▶ _Your instructions_: After counting the lines below that contain "Calle", reply with that number alone.

Data about app and page elements:
==================================================
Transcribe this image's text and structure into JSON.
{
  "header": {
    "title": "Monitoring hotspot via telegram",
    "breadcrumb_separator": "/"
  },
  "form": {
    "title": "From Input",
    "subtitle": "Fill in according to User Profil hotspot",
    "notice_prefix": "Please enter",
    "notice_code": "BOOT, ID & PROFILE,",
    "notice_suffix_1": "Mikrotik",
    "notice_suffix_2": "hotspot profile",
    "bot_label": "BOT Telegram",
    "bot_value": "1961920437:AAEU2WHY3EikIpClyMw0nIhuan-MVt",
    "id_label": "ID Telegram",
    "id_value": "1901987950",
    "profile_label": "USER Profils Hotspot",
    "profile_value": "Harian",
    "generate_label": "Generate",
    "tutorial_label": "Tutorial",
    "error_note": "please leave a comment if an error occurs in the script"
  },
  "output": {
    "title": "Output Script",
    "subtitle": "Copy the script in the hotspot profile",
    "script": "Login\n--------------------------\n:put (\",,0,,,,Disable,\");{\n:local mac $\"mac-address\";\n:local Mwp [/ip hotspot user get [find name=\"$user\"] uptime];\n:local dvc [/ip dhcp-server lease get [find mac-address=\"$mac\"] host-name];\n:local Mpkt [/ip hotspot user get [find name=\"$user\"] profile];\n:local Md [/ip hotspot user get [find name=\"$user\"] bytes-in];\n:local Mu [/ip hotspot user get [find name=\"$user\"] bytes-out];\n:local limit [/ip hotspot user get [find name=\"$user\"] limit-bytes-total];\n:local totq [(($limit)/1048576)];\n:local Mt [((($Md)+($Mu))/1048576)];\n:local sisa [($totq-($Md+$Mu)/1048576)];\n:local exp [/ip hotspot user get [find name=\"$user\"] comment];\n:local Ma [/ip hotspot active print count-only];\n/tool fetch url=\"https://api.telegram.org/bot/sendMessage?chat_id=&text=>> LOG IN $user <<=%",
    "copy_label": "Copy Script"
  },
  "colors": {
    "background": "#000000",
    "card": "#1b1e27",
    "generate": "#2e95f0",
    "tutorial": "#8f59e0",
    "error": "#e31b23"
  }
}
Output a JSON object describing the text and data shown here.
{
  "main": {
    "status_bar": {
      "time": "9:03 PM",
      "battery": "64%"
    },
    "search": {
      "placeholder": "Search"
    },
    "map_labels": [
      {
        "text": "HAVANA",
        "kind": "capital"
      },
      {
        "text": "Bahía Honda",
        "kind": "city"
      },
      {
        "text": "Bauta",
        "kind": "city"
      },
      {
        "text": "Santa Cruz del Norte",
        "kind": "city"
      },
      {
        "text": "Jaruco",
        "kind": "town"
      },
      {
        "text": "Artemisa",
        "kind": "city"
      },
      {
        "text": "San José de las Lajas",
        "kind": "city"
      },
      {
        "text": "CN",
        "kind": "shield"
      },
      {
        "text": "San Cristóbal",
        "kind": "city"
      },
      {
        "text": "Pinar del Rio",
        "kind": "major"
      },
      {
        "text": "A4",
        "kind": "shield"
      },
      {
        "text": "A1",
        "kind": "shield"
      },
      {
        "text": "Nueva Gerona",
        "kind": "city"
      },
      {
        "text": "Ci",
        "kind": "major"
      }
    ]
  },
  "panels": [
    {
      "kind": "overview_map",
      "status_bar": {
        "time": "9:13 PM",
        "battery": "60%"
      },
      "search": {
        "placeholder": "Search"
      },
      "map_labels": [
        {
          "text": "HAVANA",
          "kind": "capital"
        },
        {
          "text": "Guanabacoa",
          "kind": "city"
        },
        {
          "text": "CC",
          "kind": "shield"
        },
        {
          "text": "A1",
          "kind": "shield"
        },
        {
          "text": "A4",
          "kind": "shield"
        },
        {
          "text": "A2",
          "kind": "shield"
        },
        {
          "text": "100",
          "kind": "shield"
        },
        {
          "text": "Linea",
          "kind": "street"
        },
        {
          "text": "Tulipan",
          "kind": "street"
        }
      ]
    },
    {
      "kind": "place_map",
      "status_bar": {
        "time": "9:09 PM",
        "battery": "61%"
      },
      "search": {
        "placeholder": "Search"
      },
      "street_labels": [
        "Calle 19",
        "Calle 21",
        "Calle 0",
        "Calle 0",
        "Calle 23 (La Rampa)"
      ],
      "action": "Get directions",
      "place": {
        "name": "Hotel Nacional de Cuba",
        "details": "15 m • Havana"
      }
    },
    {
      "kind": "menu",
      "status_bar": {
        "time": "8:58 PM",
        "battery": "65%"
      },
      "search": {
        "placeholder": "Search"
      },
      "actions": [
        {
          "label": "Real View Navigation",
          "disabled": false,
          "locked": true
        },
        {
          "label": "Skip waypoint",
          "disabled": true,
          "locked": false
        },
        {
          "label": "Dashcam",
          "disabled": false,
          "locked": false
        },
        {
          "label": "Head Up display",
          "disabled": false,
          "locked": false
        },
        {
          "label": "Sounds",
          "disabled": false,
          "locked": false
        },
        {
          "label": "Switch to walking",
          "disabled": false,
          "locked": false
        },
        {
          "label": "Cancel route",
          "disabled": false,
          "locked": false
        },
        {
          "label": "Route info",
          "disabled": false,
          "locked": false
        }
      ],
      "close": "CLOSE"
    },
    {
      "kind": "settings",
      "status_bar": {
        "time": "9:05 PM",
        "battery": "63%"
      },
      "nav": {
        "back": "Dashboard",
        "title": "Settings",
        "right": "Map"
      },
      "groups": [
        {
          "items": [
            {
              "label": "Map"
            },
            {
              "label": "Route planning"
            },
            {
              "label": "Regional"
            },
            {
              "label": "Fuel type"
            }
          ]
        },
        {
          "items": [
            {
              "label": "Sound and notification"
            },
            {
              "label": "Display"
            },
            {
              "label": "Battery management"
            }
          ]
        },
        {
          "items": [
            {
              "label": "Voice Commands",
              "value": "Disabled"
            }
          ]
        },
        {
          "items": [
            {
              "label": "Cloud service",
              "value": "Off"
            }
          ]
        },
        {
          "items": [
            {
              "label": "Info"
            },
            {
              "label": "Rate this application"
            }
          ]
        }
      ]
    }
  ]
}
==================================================
▶ _Exercise response_: 5